Fifth Sunday of Easter

Fifth Sunday of Easter

Dear Friends,

In the Gospel today we hear that Jesus is the Way, the Truth, and the Life.  He draws us out of darkness and into a wonderful light as St. Peter said in the second reading.  Libraries have been written about this statement.  And two millennia of saints have meditated upon this statement and lived it.  And I have an example of one of those saints, St. Francis Borgia.  St Francis Borgia discovered the infinite and eternal true way of Christ while at the very same time discovering how finite and fragile the way of human greatness really is.  Sometimes in paintings or statues St. Francis Borgia is shown holding a skull with a crown on top of it.  Meaning Human greatness, human royalty always comes to an end. 

St Francis Borgia lived in the 1500s and eventually he would become the second Superior General of the Jesuit Order.  He took over right after the founder St. Ignatius of Loyola had died.  His spectacular leadership laid the groundwork for that Order’s truly remarkable achievements.  But until he was 40-years-old, he wasn’t overly concerned about Christ and the Church, and living in the ways of Jesus. Instead, he lived the brilliant and dashing life of a Spanish nobleman.  Francis Borgia was the grandson of a Pope on one side of his family and the grandson of a King on the other side of his family.  He was a cousin to the ruling Emperor.  Francis was well connected, well-educated and he grew up enjoying the privileges of royalty living in Spain’s golden age.  He was extremely gifted with intelligence, courage, and all the natural virtues, and was one of the most trusted Imperial advisers.  He was also a close friend and advisor to the Empress Isabel, one of Europe’s greatest women.  Isabel was intelligent, very wise, beautiful, and loved by all.   

By his nature, his education, and his circumstances, Francis Borgia had a great future ahead of him, a great future within the worldly life of the royal court. But all of that changed abruptly when the Empress died.  After her death Francis was asked to escort the body of Isabel to the city of Grenada where she was to be buried.  It was a long and hot and dusty journey to Grenada.  At the city gates this cortege was met by the magistrates and they wanted to confirm the identity of the cadaver.    And so they opened the coffin.   But it had been such a long and hot journey that when they looked at the queen’s face they didn’t recognize it.  Her face had become so bloated and disfigured that no one could recognize it.  And the stench of the decaying body was so foul that everyone fled from the chamber.  Francis was in shock: he asked himself what had become of those intelligent eyes, what had become of her elegance and charm, her wit, the sweetness of her laughter?  It was all gone.

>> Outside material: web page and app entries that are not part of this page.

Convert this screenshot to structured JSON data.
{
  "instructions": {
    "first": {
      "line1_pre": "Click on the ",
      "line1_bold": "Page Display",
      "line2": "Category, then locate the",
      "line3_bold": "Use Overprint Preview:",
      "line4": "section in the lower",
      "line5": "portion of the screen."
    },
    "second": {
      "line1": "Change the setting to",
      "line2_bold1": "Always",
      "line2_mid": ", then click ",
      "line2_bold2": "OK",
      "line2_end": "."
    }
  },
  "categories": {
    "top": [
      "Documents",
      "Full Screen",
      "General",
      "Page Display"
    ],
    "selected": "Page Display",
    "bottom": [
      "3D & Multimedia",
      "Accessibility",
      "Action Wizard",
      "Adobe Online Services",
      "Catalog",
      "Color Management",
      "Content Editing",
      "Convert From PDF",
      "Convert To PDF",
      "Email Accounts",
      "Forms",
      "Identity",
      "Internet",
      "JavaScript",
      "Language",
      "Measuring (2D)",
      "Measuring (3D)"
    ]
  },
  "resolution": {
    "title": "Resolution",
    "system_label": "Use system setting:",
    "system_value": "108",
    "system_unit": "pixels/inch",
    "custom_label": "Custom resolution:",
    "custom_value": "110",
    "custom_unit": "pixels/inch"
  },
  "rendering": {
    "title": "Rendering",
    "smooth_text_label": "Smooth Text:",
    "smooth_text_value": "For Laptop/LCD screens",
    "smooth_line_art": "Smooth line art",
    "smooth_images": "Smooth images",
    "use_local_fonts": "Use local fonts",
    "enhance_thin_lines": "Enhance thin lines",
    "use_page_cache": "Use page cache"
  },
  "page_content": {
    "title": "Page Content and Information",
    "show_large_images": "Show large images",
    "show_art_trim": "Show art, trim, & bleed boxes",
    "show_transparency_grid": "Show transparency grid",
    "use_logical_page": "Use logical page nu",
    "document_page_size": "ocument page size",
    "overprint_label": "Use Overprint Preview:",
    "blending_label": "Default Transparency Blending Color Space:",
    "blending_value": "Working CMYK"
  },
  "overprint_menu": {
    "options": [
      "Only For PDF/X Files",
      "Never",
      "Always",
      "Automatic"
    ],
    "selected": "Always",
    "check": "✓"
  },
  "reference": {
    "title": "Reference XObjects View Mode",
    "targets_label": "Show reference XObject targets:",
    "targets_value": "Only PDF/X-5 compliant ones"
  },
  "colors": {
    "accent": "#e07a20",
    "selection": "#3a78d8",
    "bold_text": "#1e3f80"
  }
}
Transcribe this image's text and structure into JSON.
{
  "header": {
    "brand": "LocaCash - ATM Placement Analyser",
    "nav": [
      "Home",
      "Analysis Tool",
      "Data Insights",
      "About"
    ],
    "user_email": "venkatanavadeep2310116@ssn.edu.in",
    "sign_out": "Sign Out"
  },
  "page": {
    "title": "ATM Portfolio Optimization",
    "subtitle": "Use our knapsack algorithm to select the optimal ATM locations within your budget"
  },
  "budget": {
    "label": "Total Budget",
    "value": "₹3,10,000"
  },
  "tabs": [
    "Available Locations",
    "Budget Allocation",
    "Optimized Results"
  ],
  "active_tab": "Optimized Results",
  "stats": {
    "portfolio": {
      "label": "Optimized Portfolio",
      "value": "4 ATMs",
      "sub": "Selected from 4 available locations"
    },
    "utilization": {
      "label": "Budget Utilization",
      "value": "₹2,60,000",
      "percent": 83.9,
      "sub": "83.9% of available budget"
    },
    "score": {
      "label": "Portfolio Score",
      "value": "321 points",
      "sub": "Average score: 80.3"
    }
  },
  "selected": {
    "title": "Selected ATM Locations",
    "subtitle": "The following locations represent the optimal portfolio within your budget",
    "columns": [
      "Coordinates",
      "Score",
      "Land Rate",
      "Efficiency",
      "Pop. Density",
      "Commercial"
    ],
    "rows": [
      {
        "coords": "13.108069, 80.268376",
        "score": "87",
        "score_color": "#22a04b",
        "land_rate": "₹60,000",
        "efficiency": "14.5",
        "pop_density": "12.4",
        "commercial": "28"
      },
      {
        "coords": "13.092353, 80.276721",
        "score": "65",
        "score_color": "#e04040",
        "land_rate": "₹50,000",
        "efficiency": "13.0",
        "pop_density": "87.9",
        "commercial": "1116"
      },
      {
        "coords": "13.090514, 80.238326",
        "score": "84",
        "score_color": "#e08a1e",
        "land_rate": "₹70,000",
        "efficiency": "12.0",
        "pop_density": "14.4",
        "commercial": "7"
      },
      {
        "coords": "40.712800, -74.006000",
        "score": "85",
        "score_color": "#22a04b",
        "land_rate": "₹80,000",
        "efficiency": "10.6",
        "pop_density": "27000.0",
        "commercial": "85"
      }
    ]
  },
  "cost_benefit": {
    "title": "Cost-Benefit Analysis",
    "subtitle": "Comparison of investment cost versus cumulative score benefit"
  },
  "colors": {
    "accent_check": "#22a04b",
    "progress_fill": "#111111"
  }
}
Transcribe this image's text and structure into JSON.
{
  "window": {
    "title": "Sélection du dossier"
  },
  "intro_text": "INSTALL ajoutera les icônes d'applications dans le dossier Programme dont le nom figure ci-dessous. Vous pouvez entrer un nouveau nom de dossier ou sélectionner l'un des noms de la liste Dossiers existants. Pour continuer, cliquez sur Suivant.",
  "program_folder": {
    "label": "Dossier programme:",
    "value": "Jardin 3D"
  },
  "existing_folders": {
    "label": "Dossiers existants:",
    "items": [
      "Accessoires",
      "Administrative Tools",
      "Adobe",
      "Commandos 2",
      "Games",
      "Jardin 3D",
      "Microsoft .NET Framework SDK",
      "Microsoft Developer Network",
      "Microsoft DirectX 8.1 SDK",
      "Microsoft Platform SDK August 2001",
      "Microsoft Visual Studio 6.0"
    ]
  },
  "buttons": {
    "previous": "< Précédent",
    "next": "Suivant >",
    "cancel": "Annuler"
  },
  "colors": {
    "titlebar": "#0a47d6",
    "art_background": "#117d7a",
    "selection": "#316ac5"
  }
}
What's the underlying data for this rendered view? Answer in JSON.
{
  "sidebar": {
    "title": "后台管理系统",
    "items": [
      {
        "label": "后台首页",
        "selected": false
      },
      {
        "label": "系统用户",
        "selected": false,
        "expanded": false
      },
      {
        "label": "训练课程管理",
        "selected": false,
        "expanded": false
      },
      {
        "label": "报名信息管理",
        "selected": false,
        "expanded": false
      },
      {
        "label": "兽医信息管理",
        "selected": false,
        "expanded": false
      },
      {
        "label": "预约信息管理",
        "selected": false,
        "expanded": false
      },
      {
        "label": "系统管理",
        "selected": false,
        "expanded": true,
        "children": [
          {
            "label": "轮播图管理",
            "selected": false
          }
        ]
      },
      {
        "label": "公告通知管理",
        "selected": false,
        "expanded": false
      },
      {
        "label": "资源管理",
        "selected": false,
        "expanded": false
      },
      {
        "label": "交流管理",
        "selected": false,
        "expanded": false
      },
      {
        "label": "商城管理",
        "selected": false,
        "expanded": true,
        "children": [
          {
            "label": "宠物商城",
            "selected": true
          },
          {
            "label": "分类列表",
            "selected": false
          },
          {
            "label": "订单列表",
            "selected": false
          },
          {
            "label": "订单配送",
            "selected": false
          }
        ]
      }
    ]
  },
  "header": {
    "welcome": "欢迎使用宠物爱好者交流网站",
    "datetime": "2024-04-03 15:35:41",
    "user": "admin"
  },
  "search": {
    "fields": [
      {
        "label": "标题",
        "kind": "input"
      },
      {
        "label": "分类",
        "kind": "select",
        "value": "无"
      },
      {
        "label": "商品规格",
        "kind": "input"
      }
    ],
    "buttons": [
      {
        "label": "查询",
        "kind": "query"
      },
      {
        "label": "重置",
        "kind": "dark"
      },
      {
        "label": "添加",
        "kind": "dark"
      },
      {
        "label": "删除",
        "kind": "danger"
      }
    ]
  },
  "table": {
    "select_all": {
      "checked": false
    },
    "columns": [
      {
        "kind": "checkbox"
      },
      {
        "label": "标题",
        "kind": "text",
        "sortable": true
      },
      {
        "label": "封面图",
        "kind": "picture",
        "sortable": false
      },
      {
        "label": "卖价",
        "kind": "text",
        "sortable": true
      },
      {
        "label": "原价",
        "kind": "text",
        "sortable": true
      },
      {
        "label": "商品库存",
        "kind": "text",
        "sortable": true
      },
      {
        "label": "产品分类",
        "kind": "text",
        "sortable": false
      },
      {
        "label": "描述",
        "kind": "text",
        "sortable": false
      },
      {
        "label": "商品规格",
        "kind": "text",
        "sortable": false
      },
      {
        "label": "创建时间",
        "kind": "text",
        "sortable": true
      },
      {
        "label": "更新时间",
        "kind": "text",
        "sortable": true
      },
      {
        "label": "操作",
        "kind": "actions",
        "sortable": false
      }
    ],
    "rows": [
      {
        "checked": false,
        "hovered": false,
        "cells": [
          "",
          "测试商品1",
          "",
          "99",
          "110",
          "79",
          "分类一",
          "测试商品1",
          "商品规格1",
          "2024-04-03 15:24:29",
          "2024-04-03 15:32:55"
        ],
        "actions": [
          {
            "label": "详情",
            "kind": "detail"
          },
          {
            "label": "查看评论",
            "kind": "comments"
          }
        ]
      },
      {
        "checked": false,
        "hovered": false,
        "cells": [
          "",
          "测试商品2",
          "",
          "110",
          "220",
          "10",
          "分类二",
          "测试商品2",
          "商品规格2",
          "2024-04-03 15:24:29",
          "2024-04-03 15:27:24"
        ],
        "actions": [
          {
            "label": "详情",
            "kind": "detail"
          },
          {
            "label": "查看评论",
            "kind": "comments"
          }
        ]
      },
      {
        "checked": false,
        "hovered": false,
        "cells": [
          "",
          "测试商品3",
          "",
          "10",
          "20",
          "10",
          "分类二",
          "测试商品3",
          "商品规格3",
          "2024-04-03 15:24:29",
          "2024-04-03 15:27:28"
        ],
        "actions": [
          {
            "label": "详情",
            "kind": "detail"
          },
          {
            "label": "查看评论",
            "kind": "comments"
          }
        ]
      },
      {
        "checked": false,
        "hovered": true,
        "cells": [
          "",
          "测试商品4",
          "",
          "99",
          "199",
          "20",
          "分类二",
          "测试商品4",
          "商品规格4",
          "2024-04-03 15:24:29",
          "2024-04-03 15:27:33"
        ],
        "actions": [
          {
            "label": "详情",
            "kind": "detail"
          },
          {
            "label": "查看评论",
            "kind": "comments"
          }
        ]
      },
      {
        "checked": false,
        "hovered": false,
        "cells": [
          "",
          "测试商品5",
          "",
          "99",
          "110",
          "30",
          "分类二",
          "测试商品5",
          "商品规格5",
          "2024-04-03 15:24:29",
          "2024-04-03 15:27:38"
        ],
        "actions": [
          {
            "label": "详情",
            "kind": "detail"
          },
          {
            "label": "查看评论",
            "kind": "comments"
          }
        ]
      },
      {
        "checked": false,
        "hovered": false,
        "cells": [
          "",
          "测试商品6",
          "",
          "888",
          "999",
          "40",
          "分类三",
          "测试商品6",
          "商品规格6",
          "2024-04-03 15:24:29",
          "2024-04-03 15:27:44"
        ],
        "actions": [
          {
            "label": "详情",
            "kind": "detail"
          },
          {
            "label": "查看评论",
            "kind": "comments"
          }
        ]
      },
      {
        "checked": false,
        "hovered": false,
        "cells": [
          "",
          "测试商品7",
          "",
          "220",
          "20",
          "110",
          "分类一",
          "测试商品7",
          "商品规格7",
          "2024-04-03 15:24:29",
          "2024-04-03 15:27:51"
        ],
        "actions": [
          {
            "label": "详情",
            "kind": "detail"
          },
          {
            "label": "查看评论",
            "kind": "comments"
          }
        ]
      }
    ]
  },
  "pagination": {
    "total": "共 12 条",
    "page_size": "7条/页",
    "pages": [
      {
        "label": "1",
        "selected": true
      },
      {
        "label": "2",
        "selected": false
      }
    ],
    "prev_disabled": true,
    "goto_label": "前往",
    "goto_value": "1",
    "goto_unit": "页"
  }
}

For the first time, Francis really understood how fragile and passing this life is.   One day she was Queen of Spain and Holy Roman Empress, revered and envied throughout the world, with unlimited wealth and power at her beck and call; and the next day, she was a repulsive, putrefying corpse.  That’s when St Francis Borgia began to think seriously about what Christ had really meant when he claimed to be the way, the truth, and the life, the conqueror of death and the source of eternal life. 

From ancient times, philosophers have summed up the human condition as a quest to answer three fundamental questions:

1. What should I do?

2. What can I know?

3.  What can I hope for? 

And today in response to doubting Thomas, Jesus gives us the definitive answer to each one of these questions when he tells us that he is the way,

the truth, and the life. Actually, Jesus doesn’t just give the answers as so much as he is the answers.  “I am the way” can translate into: “What should you do?  And our Lord answers Follow me! Do what I have done.” 

“I am the truth” means:  “What can you know? And our Lord answers, you can know everything, if only you know me.  “Knowing me, more and more every day, you know the secret behind the workings of the whole universe and the deepest yearnings of the human heart, because I made them both.  I am the eternal Word, the very Wisdom of God.”

“I am the life” means: “What can you hope for? And our Lord answers, in me, through me, you can hope for the fullness of life that you long for in the very depths of your soul.  “You can hope for your very own room in my Father’s house, in heaven – I have gone to prepare it for you. This room made especially and uniquely for you is within the heart of the Father.  A place of great tenderness and intimacy, a bliss unimaginable here on earth. “And in the Father’s house all sorrows turn to joy, all weakness turns to strength, and life grows more alive as eternity unfolds. 

Christ is truly the living water that quenches every thirst. He is truly the light that scatters every type of darkness.  The quest of every man and woman to satisfy the heart’s deepest needs is the quest to seek his face. As St Augustine famously wrote, “Our hearts are restless until they rest in God.”  And he added, “So cling to Christ if you wish to be secure, if you cling to Christ you will not get off the road, you will not get off the way, because he is the way.  And those who hold onto him are not walking off the road but on the right road.”

Peace and all good,

Fr. Christopher J. Ankley